Figure 2. [Left panel]: the velocity-integrated map of the CO(6-5) line of Serenity-18 (indicated by a white arrow), located about -6.3, +2.2 arcsec offset from the quasar position (red star), which was the primary target of our ALMA observation.
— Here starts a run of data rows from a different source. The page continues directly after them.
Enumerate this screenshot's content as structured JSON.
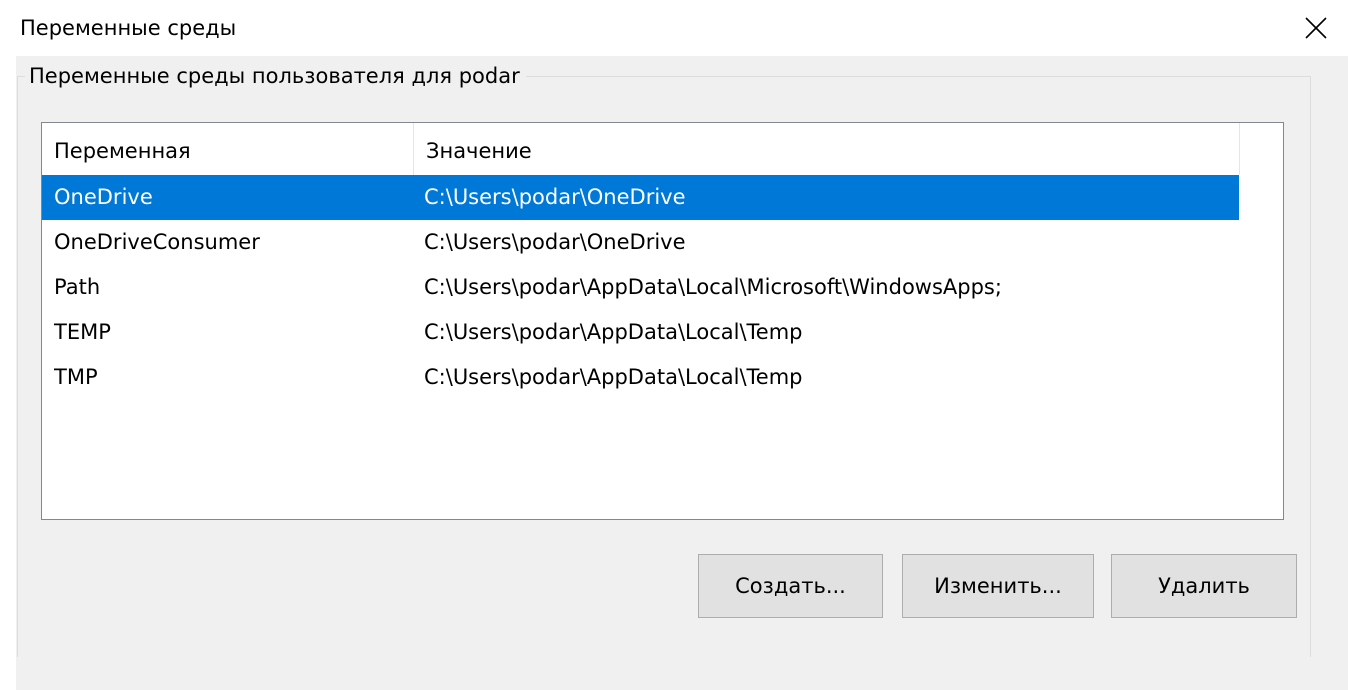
{
  "window": {
    "title": "Переменные среды"
  },
  "user_group": {
    "legend": "Переменные среды пользователя для podar",
    "columns": [
      "Переменная",
      "Значение"
    ],
    "rows": [
      {
        "name": "OneDrive",
        "value": "C:\\Users\\podar\\OneDrive",
        "selected": true
      },
      {
        "name": "OneDriveConsumer",
        "value": "C:\\Users\\podar\\OneDrive",
        "selected": false
      },
      {
        "name": "Path",
        "value": "C:\\Users\\podar\\AppData\\Local\\Microsoft\\WindowsApps;",
        "selected": false
      },
      {
        "name": "TEMP",
        "value": "C:\\Users\\podar\\AppData\\Local\\Temp",
        "selected": false
      },
      {
        "name": "TMP",
        "value": "C:\\Users\\podar\\AppData\\Local\\Temp",
        "selected": false
      }
    ],
    "buttons": {
      "new_label": "Создать...",
      "edit_label": "Изменить...",
      "delete_label": "Удалить"
    }
  },
  "colors": {
    "selection": "#0078d7",
    "dialog_background": "#f0f0f0"
  },
  "icons": {
    "close": "close-icon"
  }
}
Contours are 2, 3, 4, 5σ, 1σ = 5.1 μJy/beam. [Middle panel]: a zoomed view onto the CO-emitting galaxy. [Right panel]: the ALMA spectrum of Serenity-18. The red curve is the fit to the CO(6-5) emission, while the red vertical mark corresponds to the redshifted frequency of the CO(6-5) line expected at the redshift of the DLA, which was detected in the XSHOOTER spectrum (Fig.2). The dashed magenta lines show the range where the line emission has been integrated to produce the velocity-integrated map (left panel). Figure from D’Odorico et a. (2018).

 

Figure 3. [Left panel]: Sketch of the system configuration of Serenity-18 and its associated DLA. The 40 kpc angular separation between the CO-emitting galaxy and the DLA lead us to exclude that the absorption system is located in the outer disk of Serenity-18.  Image credits Valentina D’Odorico.  [Right panel]: Fit of the observed transitions for the proximate DLA in the spectrum of J2310. In each panel, the observed spectrum is shown in blue, the error in red and the Voigt fit in green. The top panel shows the fit of the H I Ly-α velocity profile. The red mark indicates the redshift z = 5.938646, which is also the zero-point of the velocity scale in all the other panels. Figure drom D’Odorico et a. (2018).